How did I go from feeling like an alien within my Turkish family, homeland, and in Australia to being at home in Lane Cove?
One of the first things I spotted in Lane Cove was a pomegranate tree in a front yard on Phoenix Street. I knocked on the door and the woman who opened the door kindly offered me a cutting. Unfortunately, it died. However, her hospitality and willingness to help stayed with me. She was not like the people in my family who thought the things that interested me were frivolous. She was genuine and willing to help.
Through such kind interactions I’ve had with the people in my neighborhood, I began to see that my judgments and criticism of others came from my own insecurities. I consciously began to enjoy life and started a writing practice where I wrote my heart out. I always felt there was this slice of heaven we all hold within that can be realised through the flow state of creative expression. In Lane Cove, I was finally home, in a safe place where my gifts could be seen and received with gratitude by others. With the help of mentors like Karen, our community chaplain, I felt for the first time that it was free to live the gift, I didn’t need a fancy car, designer clothes, the prettiest face, or a perfect family to enjoy the luxury of jasmine in the Spring and gardenias in the Summer. I was free to share my gifts with my community.
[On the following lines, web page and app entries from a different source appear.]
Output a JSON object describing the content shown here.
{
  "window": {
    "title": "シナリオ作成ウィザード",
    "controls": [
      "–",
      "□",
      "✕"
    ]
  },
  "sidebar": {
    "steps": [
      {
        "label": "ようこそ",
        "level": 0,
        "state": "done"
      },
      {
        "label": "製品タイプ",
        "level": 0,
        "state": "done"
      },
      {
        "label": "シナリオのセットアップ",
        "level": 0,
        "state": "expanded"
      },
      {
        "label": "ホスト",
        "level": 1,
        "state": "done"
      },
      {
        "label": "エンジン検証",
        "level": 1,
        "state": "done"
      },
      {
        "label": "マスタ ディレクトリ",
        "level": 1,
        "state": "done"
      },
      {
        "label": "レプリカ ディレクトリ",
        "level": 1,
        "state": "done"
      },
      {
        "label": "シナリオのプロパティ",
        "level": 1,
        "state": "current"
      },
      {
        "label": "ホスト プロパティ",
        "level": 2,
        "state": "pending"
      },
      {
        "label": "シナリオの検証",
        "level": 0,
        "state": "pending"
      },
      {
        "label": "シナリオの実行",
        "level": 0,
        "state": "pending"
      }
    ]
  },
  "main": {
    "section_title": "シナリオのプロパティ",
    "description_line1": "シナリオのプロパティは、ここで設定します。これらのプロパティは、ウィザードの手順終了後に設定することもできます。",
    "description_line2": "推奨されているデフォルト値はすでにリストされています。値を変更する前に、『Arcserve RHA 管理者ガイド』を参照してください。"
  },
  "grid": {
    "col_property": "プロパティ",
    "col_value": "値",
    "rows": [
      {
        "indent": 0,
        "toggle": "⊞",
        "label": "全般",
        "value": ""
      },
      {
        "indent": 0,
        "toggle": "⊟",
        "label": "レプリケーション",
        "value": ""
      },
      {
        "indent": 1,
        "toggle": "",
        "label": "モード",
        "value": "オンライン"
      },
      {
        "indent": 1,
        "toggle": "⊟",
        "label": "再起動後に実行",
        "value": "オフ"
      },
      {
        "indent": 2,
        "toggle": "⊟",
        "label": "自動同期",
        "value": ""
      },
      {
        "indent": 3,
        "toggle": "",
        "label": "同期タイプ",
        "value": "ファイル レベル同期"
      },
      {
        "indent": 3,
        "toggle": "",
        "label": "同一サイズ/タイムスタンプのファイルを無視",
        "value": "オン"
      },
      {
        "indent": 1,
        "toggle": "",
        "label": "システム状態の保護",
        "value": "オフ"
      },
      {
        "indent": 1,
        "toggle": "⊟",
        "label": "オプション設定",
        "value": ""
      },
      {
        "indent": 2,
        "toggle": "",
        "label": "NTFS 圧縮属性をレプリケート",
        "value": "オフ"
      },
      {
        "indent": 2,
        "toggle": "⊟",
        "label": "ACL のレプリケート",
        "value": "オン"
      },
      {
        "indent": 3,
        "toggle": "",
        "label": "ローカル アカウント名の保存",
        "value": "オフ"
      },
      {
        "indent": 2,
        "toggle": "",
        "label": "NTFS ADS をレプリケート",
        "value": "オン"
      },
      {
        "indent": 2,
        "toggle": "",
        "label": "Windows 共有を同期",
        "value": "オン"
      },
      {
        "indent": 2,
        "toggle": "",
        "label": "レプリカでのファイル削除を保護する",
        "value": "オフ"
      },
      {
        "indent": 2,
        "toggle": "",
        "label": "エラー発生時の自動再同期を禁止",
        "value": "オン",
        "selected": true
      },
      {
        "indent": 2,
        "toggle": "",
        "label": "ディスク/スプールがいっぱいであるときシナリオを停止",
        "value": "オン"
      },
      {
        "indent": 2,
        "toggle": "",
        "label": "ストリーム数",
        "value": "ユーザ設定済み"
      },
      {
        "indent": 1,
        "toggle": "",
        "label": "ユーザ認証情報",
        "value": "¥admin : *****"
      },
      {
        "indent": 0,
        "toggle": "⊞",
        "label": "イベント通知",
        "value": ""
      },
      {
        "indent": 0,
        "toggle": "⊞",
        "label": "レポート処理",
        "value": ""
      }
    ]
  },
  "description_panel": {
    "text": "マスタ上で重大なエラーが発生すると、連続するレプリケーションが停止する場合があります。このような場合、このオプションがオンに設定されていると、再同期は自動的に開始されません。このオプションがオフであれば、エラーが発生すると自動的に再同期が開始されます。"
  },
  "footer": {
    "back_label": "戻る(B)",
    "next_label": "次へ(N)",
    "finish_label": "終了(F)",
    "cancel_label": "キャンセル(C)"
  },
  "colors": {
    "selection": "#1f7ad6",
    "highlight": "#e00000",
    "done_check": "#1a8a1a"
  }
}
I found that exploring my wildest creative dreams led me to a home within myself. When I’m home, I’m always surrounded by the comfort of familiar faces, who are supportive, encouraging and inspiring.
Act 2: Tests, Mentors, Allies and the Enemy
My book writing and publishing journey began in North Sydney where I led a group of writers in a collaboration to publish an anthology “Pieces of North Shore”. Though an outcome was achieved, through the process of writing, editing, and publishing that book I lost friends and allies.
I had to stare down a terrible evil within me when I first conceived the idea for “Live the Gift”. My wanting to realise an expected outcome at all costs sometimes made me as scary as a charging bull. I learned to dance with the bull and not let it hurt any innocent bystanders.
When I take the time to reflect, I understand that I had to go through painful experiences to produce “Live the Gift” a book written with lightness. No one’s creativity was harmed in the making of this book. It is as ethical and cruelty-free as they come. Just as trees shed their leaves in the winter and animals hibernate, my creativity also needed to rest and recharge around the Winter solstice and I didn’t force myself to be productive.
Like Mother Nature, we all hold incredible seeds of beauty within ourselves. Let’s have the courage to bring them out and see what they grow into. This book is the fruit of my trusting my creativity. This beautiful community before me is a result of honouring nature, which is, of course, human nature too.
Every day I aim to be like what Rumi described, a generous human being who shares her spirit.
“If you buy a pomegranate, buy one whose ripeness
has caused it to be cleft open
with a seed-revealing smile.
Its laughter is a blessing, for through its wide-open mouth
it shows its heart,
like a pearl in the jewel box of spirit.”
Act 3: The Heroine
The heroine now stands here before you, knowing that life is full, and the people around her have incredible gifts to offer. I also realise that I’m powerful and creative and will back myself and overcome the forces of resistance and fear to bring creative ideas into the light of day, where they can be seen and admired by family, friends, and the community.
Over to you…
I’m inviting you to please purchase a copy of “Live the Gift”. It is “pay what you want”. You can also barter if you have some plants, skills, or art you’d like to share with me in exchange for the book.
Image credit to my beautiful artist friend, ceramicist Nicole Miranda. Check out her work on her website here.